14 Best Tools for Choosing Color Schemes
The color scheme is one of the most important elements of your design. The principle of "meet by clothes" works everywhere, so the "clothing" of your project should look like that.
Because of this, sometimes the process of choosing a color scheme turns into torment - the fear of making a mistake and spoiling everything is stronger than the interest in creating.
Simple solution: let the tools help you choose. The Internet is full of applications and browser extensions that select the right combinations, determine the contrast of already finished works, and select photos according to references.
How not get lost in diversity? We have selected 14 of the best tools.
1. Adobe Color CC
Adobe is a powerful corporation that has the tools for everything. Therefore, the creatives of the company could not pass by and created a tool for working with color schemes.
This resource will help you create and save different color schemes, each consisting of 5 colors.
It is available in browser and desktop versions. In the latter case, you can import your scheme directly into Photoshop, Illustrator, or InDesign.
2. Check my Colors
Designed to check foreground and background color combinations of all DOM elements to determine sufficient contrast when viewed.
All tests are based on algorithms proposed by the World Wide Web Consortium (W3C). The algorithm of work is as simple as possible: you specify the address of the site you want to check, and the tool makes you a full layout.
3. The Color App

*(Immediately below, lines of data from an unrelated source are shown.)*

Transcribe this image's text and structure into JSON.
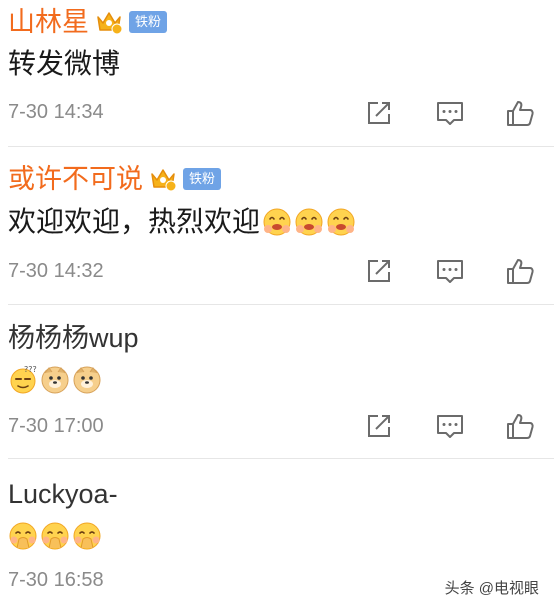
{
  "colors": {
    "vip_name": "#f26b1d",
    "plain_name": "#333333",
    "badge_bg": "#6fa3e6",
    "time": "#8a8a8a",
    "icon": "#6b6b6b"
  },
  "comments": [
    {
      "username": "山林星",
      "badge": "铁粉",
      "vip_level": "6",
      "text": "转发微博",
      "emojis": [],
      "time": "7-30 14:34"
    },
    {
      "username": "或许不可说",
      "badge": "铁粉",
      "vip_level": "4",
      "text": "欢迎欢迎，热烈欢迎",
      "emojis": [
        "blush-emoji",
        "blush-emoji",
        "blush-emoji"
      ],
      "time": "7-30 14:32"
    },
    {
      "username": "杨杨杨wup",
      "badge": "",
      "text": "",
      "emojis": [
        "confused-emoji",
        "doge-emoji",
        "doge-emoji"
      ],
      "time": "7-30 17:00"
    },
    {
      "username": "Luckyoa-",
      "badge": "",
      "text": "",
      "emojis": [
        "hush-emoji",
        "hush-emoji",
        "hush-emoji"
      ],
      "time": "7-30 16:58"
    }
  ],
  "actions": {
    "repost": "repost-icon",
    "reply": "comment-icon",
    "like": "like-icon"
  },
  "watermark": "头条 @电视眼"
}
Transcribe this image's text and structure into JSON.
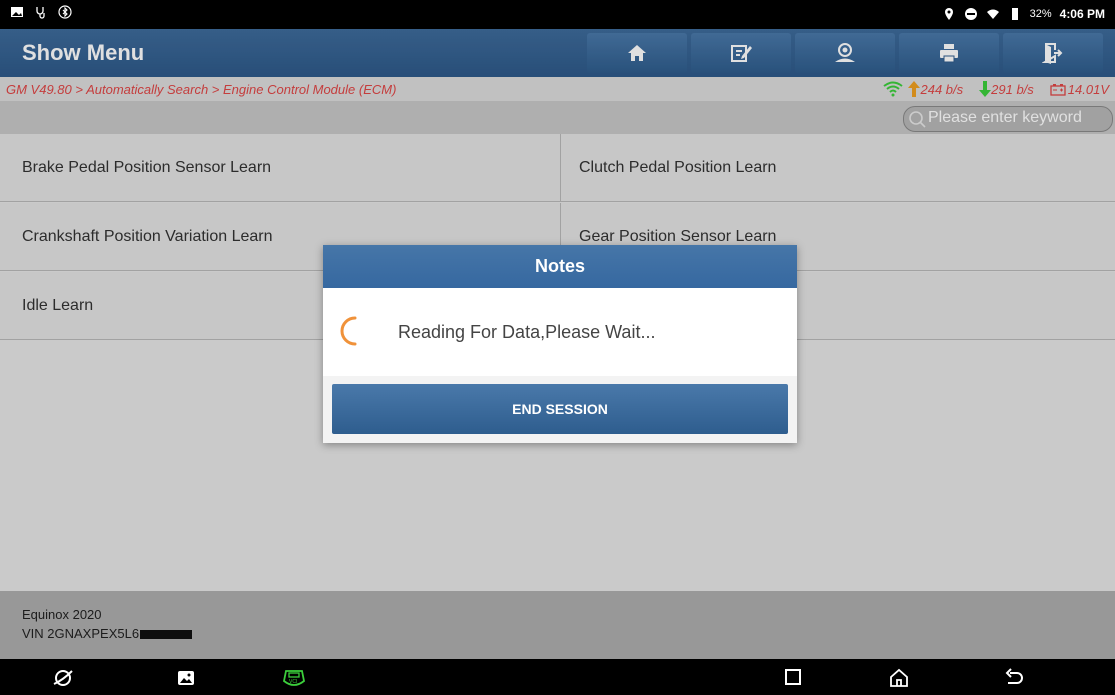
{
  "status_bar": {
    "battery": "32%",
    "time": "4:06 PM"
  },
  "header": {
    "title": "Show Menu",
    "tools": [
      {
        "icon": "home-icon"
      },
      {
        "icon": "edit-report-icon"
      },
      {
        "icon": "user-icon"
      },
      {
        "icon": "print-icon"
      },
      {
        "icon": "exit-icon"
      }
    ]
  },
  "breadcrumb": "GM V49.80 > Automatically Search > Engine Control Module (ECM)",
  "metrics": {
    "upload": "244 b/s",
    "download": "291 b/s",
    "voltage": "14.01V"
  },
  "search": {
    "placeholder": "Please enter keyword"
  },
  "menu_items": [
    "Brake Pedal Position Sensor Learn",
    "Clutch Pedal Position Learn",
    "Crankshaft Position Variation Learn",
    "Gear Position Sensor Learn",
    "Idle Learn",
    ""
  ],
  "vehicle": {
    "model": "Equinox 2020",
    "vin": "VIN 2GNAXPEX5L6"
  },
  "dialog": {
    "title": "Notes",
    "message": "Reading For Data,Please Wait...",
    "button": "END SESSION"
  },
  "colors": {
    "accent": "#3668a0",
    "breadcrumb": "#e04646",
    "spinner": "#f0923a",
    "signal": "#3ccf3c"
  }
}
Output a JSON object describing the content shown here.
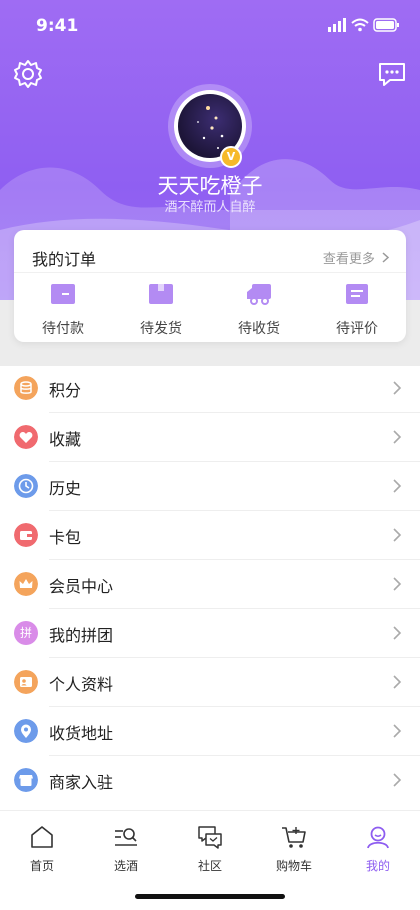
{
  "status": {
    "time": "9:41"
  },
  "profile": {
    "name": "天天吃橙子",
    "motto": "酒不醉而人自醉",
    "badge": "V"
  },
  "orders": {
    "title": "我的订单",
    "more": "查看更多",
    "items": [
      {
        "label": "待付款",
        "icon": "wallet-icon"
      },
      {
        "label": "待发货",
        "icon": "box-icon"
      },
      {
        "label": "待收货",
        "icon": "truck-icon"
      },
      {
        "label": "待评价",
        "icon": "comment-icon"
      }
    ]
  },
  "menu": [
    {
      "label": "积分",
      "icon": "points-icon",
      "color": "#f4a45c"
    },
    {
      "label": "收藏",
      "icon": "heart-icon",
      "color": "#f06a6f"
    },
    {
      "label": "历史",
      "icon": "clock-icon",
      "color": "#6d9bea"
    },
    {
      "label": "卡包",
      "icon": "card-wallet-icon",
      "color": "#f06a6f"
    },
    {
      "label": "会员中心",
      "icon": "crown-icon",
      "color": "#f4a45c"
    },
    {
      "label": "我的拼团",
      "icon": "group-buy-icon",
      "color": "#d98ce8",
      "glyph": "拼"
    },
    {
      "label": "个人资料",
      "icon": "profile-card-icon",
      "color": "#f4a45c"
    },
    {
      "label": "收货地址",
      "icon": "location-icon",
      "color": "#6d9bea"
    },
    {
      "label": "商家入驻",
      "icon": "shop-icon",
      "color": "#6d9bea"
    }
  ],
  "tabs": [
    {
      "label": "首页",
      "icon": "home-icon"
    },
    {
      "label": "选酒",
      "icon": "search-list-icon"
    },
    {
      "label": "社区",
      "icon": "chat-icon"
    },
    {
      "label": "购物车",
      "icon": "cart-icon"
    },
    {
      "label": "我的",
      "icon": "user-icon",
      "active": true
    }
  ],
  "colors": {
    "accent": "#8d5cf0",
    "header": "#9f6cf3"
  }
}
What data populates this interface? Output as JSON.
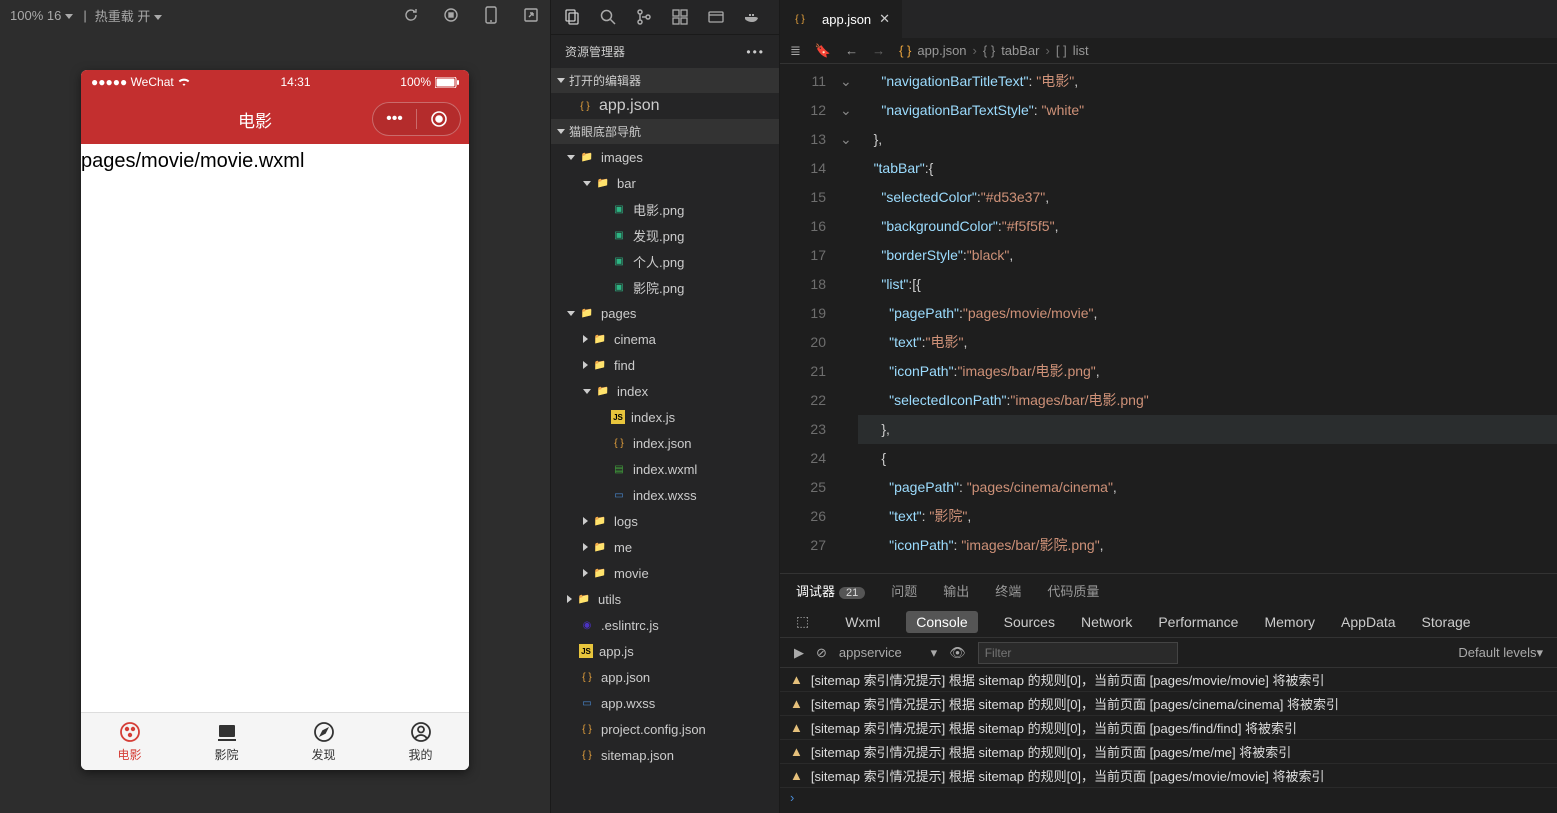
{
  "toolbar": {
    "zoom": "100% 16",
    "hotreload": "热重载 开"
  },
  "simulator": {
    "statusbar": {
      "carrier": "●●●●● WeChat",
      "wifi": "≋",
      "time": "14:31",
      "battery_pct": "100%"
    },
    "navbar": {
      "title": "电影"
    },
    "body_text": "pages/movie/movie.wxml",
    "tabs": [
      {
        "label": "电影",
        "active": true
      },
      {
        "label": "影院",
        "active": false
      },
      {
        "label": "发现",
        "active": false
      },
      {
        "label": "我的",
        "active": false
      }
    ]
  },
  "explorer": {
    "title": "资源管理器",
    "open_editors_header": "打开的编辑器",
    "open_editors": [
      {
        "name": "app.json"
      }
    ],
    "project_header": "猫眼底部导航",
    "tree": [
      {
        "type": "folder",
        "name": "images",
        "depth": 1,
        "open": true
      },
      {
        "type": "folder",
        "name": "bar",
        "depth": 2,
        "open": true
      },
      {
        "type": "img",
        "name": "电影.png",
        "depth": 3
      },
      {
        "type": "img",
        "name": "发现.png",
        "depth": 3
      },
      {
        "type": "img",
        "name": "个人.png",
        "depth": 3
      },
      {
        "type": "img",
        "name": "影院.png",
        "depth": 3
      },
      {
        "type": "folder",
        "name": "pages",
        "depth": 1,
        "open": true
      },
      {
        "type": "folder",
        "name": "cinema",
        "depth": 2,
        "open": false
      },
      {
        "type": "folder",
        "name": "find",
        "depth": 2,
        "open": false
      },
      {
        "type": "folder",
        "name": "index",
        "depth": 2,
        "open": true
      },
      {
        "type": "js",
        "name": "index.js",
        "depth": 3
      },
      {
        "type": "json",
        "name": "index.json",
        "depth": 3
      },
      {
        "type": "wxml",
        "name": "index.wxml",
        "depth": 3
      },
      {
        "type": "wxss",
        "name": "index.wxss",
        "depth": 3
      },
      {
        "type": "folder",
        "name": "logs",
        "depth": 2,
        "open": false
      },
      {
        "type": "folder",
        "name": "me",
        "depth": 2,
        "open": false
      },
      {
        "type": "folder",
        "name": "movie",
        "depth": 2,
        "open": false
      },
      {
        "type": "folder",
        "name": "utils",
        "depth": 1,
        "open": false
      },
      {
        "type": "eslint",
        "name": ".eslintrc.js",
        "depth": 1
      },
      {
        "type": "js",
        "name": "app.js",
        "depth": 1
      },
      {
        "type": "json",
        "name": "app.json",
        "depth": 1
      },
      {
        "type": "wxss",
        "name": "app.wxss",
        "depth": 1
      },
      {
        "type": "json",
        "name": "project.config.json",
        "depth": 1
      },
      {
        "type": "json",
        "name": "sitemap.json",
        "depth": 1
      }
    ]
  },
  "editor": {
    "tab_name": "app.json",
    "breadcrumb": [
      "app.json",
      "tabBar",
      "list"
    ],
    "lines": [
      {
        "n": 11,
        "ind": 3,
        "tokens": [
          [
            "key",
            "\"navigationBarTitleText\""
          ],
          [
            "punc",
            ": "
          ],
          [
            "str",
            "\"电影\""
          ],
          [
            "punc",
            ","
          ]
        ]
      },
      {
        "n": 12,
        "ind": 3,
        "tokens": [
          [
            "key",
            "\"navigationBarTextStyle\""
          ],
          [
            "punc",
            ": "
          ],
          [
            "str",
            "\"white\""
          ]
        ]
      },
      {
        "n": 13,
        "ind": 2,
        "tokens": [
          [
            "punc",
            "},"
          ]
        ]
      },
      {
        "n": 14,
        "ind": 2,
        "fold": "down",
        "tokens": [
          [
            "key",
            "\"tabBar\""
          ],
          [
            "punc",
            ":{"
          ]
        ]
      },
      {
        "n": 15,
        "ind": 3,
        "tokens": [
          [
            "key",
            "\"selectedColor\""
          ],
          [
            "punc",
            ":"
          ],
          [
            "str",
            "\"#d53e37\""
          ],
          [
            "punc",
            ","
          ]
        ]
      },
      {
        "n": 16,
        "ind": 3,
        "tokens": [
          [
            "key",
            "\"backgroundColor\""
          ],
          [
            "punc",
            ":"
          ],
          [
            "str",
            "\"#f5f5f5\""
          ],
          [
            "punc",
            ","
          ]
        ]
      },
      {
        "n": 17,
        "ind": 3,
        "tokens": [
          [
            "key",
            "\"borderStyle\""
          ],
          [
            "punc",
            ":"
          ],
          [
            "str",
            "\"black\""
          ],
          [
            "punc",
            ","
          ]
        ]
      },
      {
        "n": 18,
        "ind": 3,
        "fold": "down",
        "tokens": [
          [
            "key",
            "\"list\""
          ],
          [
            "punc",
            ":[{"
          ]
        ]
      },
      {
        "n": 19,
        "ind": 4,
        "tokens": [
          [
            "key",
            "\"pagePath\""
          ],
          [
            "punc",
            ":"
          ],
          [
            "str",
            "\"pages/movie/movie\""
          ],
          [
            "punc",
            ","
          ]
        ]
      },
      {
        "n": 20,
        "ind": 4,
        "tokens": [
          [
            "key",
            "\"text\""
          ],
          [
            "punc",
            ":"
          ],
          [
            "str",
            "\"电影\""
          ],
          [
            "punc",
            ","
          ]
        ]
      },
      {
        "n": 21,
        "ind": 4,
        "tokens": [
          [
            "key",
            "\"iconPath\""
          ],
          [
            "punc",
            ":"
          ],
          [
            "str",
            "\"images/bar/电影.png\""
          ],
          [
            "punc",
            ","
          ]
        ]
      },
      {
        "n": 22,
        "ind": 4,
        "tokens": [
          [
            "key",
            "\"selectedIconPath\""
          ],
          [
            "punc",
            ":"
          ],
          [
            "str",
            "\"images/bar/电影.png\""
          ]
        ]
      },
      {
        "n": 23,
        "ind": 3,
        "hl": true,
        "tokens": [
          [
            "punc",
            "},"
          ]
        ]
      },
      {
        "n": 24,
        "ind": 3,
        "fold": "down",
        "tokens": [
          [
            "punc",
            "{"
          ]
        ]
      },
      {
        "n": 25,
        "ind": 4,
        "tokens": [
          [
            "key",
            "\"pagePath\""
          ],
          [
            "punc",
            ": "
          ],
          [
            "str",
            "\"pages/cinema/cinema\""
          ],
          [
            "punc",
            ","
          ]
        ]
      },
      {
        "n": 26,
        "ind": 4,
        "tokens": [
          [
            "key",
            "\"text\""
          ],
          [
            "punc",
            ": "
          ],
          [
            "str",
            "\"影院\""
          ],
          [
            "punc",
            ","
          ]
        ]
      },
      {
        "n": 27,
        "ind": 4,
        "tokens": [
          [
            "key",
            "\"iconPath\""
          ],
          [
            "punc",
            ": "
          ],
          [
            "str",
            "\"images/bar/影院.png\""
          ],
          [
            "punc",
            ","
          ]
        ]
      }
    ]
  },
  "panel": {
    "tabs": [
      {
        "label": "调试器",
        "badge": "21",
        "active": true
      },
      {
        "label": "问题"
      },
      {
        "label": "输出"
      },
      {
        "label": "终端"
      },
      {
        "label": "代码质量"
      }
    ],
    "devtabs": [
      "Wxml",
      "Console",
      "Sources",
      "Network",
      "Performance",
      "Memory",
      "AppData",
      "Storage"
    ],
    "devtab_active": "Console",
    "context": "appservice",
    "filter_placeholder": "Filter",
    "levels": "Default levels",
    "logs": [
      "[sitemap 索引情况提示] 根据 sitemap 的规则[0]，当前页面 [pages/movie/movie] 将被索引",
      "[sitemap 索引情况提示] 根据 sitemap 的规则[0]，当前页面 [pages/cinema/cinema] 将被索引",
      "[sitemap 索引情况提示] 根据 sitemap 的规则[0]，当前页面 [pages/find/find] 将被索引",
      "[sitemap 索引情况提示] 根据 sitemap 的规则[0]，当前页面 [pages/me/me] 将被索引",
      "[sitemap 索引情况提示] 根据 sitemap 的规则[0]，当前页面 [pages/movie/movie] 将被索引"
    ]
  }
}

The Color App aims to make finding colors much easier with a large color grid. It also lets you preview colors, learn RGB, HEX, and HSLA values, and create color palettes to see how they work together. Works on iOS and Mac.
4. Tin Eye
This site uses 10 million publicly available images collected from Flickr so you can explore color combinations. This is perhaps the fastest way to find color combinations. Plus, TinEye is a fun resource that tests your intuition.
A stunning tool in its simplicity. The desired shade is searched for by moving the mouse, and Colordot immediately gives you a digital code.
You can save infinitely many shades - another handy way to gauge how your palette will work together.
This is a useful service where you can find information about any color model (RGB, CMYK, etc.).
7. Design inspiration
An ingenious tool for finding references and pictures for given colors. Choose up to 5 shades of color from the palette - and the tool will show a photo with them.
You can save the photo to your collection on the site, or buy a stock photo if you're going to use it in a project.
This community is built around sharing colors, palettes, and patterns. In it, users share their own created palettes. Simply put, this is a forum and Pinterest for palette fans who want to share with fellow fans.
Here, when composing color schemes, you can choose not just individual colors, but also indicate their brightness, contrast, and saturation.
The site offers a full range of color selection tools within a simple interface, including the ability to annotate palettes, upload images, enter CMYK references, and select various operations to build your color scheme.
This resource offers a useful way to select and define a color without having to run more advanced tools.
At first, this resource was available only as a Firefox plugin, but now it is also available in the Google Chrome browser. It includes color pickers, eyedroppers, a CSS gradient generator, and browser palettes.
This online application allows you to create color palettes from Pantone swatches using a range of different techniques to create fun combinations.
14 Color Blender
One of the simplest and most affordable tools. It allows you to select a swatch, adjust the color and watch in real-time as it generates a set of 5 matching colors. The finished palettes can be loaded directly into Photoshop or Illustrator as an EPS file.